We wore our winter hats and our spring jackets to the playground yesterday. I carried a thick book about callings, whatever that means, and sat on the merry-go-round to read a few sentences between the girls hollering for me to watch this, look at that. I chose a Dorothy Sayers piece about artists being the closest to understanding vocation; it was a good choice. Artists make money so we can create, she writes, and in that, we’re doing holy work. Others earn a paycheck so they can live, she writes. Yes, yes, I nodded. “For the artist there is no distinction between work and living. His work is his life, and the whole of his life …” Yes, Dorothy, I’m an artist.
After about an hour of this mental exercise of counting children from where I sat and molding my interpretation of vocation two or three sentences at a time, dirty-mouthed teenagers drove us into the woods.

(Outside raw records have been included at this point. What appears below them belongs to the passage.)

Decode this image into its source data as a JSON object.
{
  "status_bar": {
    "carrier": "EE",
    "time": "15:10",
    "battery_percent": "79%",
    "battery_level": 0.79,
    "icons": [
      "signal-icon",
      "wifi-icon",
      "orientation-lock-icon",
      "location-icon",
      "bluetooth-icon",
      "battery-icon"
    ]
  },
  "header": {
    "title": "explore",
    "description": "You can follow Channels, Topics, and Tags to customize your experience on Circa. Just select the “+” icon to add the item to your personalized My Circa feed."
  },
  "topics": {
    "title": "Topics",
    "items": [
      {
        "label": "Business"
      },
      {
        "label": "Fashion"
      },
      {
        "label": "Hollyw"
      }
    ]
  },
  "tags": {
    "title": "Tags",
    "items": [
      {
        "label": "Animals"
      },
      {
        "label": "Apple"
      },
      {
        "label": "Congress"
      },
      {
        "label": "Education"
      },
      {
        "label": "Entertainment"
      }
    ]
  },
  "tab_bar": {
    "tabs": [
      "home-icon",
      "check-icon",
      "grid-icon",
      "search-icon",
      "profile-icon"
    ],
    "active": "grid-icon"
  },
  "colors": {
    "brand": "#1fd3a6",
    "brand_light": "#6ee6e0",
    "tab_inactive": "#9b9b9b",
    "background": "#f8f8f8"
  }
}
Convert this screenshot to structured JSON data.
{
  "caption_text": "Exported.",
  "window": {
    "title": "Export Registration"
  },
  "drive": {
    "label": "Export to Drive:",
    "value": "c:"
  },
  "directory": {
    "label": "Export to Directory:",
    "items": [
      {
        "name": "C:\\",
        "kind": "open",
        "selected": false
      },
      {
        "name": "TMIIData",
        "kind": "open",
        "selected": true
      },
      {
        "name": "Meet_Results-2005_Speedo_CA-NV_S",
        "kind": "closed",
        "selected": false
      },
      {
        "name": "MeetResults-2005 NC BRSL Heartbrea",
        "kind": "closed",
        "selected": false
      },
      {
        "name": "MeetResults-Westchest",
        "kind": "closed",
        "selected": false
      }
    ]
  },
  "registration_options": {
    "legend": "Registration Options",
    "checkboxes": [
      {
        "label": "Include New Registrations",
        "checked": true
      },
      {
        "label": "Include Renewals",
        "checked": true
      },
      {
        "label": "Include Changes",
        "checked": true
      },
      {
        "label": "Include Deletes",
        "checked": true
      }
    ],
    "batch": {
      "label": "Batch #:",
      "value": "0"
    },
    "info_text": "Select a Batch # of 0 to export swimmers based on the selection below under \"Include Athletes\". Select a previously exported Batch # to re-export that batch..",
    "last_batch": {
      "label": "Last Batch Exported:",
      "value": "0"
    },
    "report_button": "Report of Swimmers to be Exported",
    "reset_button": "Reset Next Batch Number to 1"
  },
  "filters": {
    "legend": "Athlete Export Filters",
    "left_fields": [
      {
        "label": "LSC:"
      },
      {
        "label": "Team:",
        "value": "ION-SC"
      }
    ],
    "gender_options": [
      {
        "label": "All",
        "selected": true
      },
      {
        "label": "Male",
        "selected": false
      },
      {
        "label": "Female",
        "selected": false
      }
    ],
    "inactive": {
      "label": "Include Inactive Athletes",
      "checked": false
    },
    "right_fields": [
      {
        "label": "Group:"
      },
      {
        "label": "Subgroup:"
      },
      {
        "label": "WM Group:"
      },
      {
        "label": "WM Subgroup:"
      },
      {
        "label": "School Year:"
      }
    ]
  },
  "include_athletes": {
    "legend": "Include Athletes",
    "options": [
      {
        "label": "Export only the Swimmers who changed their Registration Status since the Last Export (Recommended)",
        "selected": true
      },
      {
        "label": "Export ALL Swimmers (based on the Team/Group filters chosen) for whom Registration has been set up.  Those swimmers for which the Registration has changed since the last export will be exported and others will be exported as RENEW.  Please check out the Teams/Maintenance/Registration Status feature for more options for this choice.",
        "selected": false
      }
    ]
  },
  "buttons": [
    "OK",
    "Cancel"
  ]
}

“Look! Trout lily leaves!” I cried, peeling some autumnal leaves from the wildflower’s spotted ones. “Just like Mary in Secret Garden,” Alice piped in.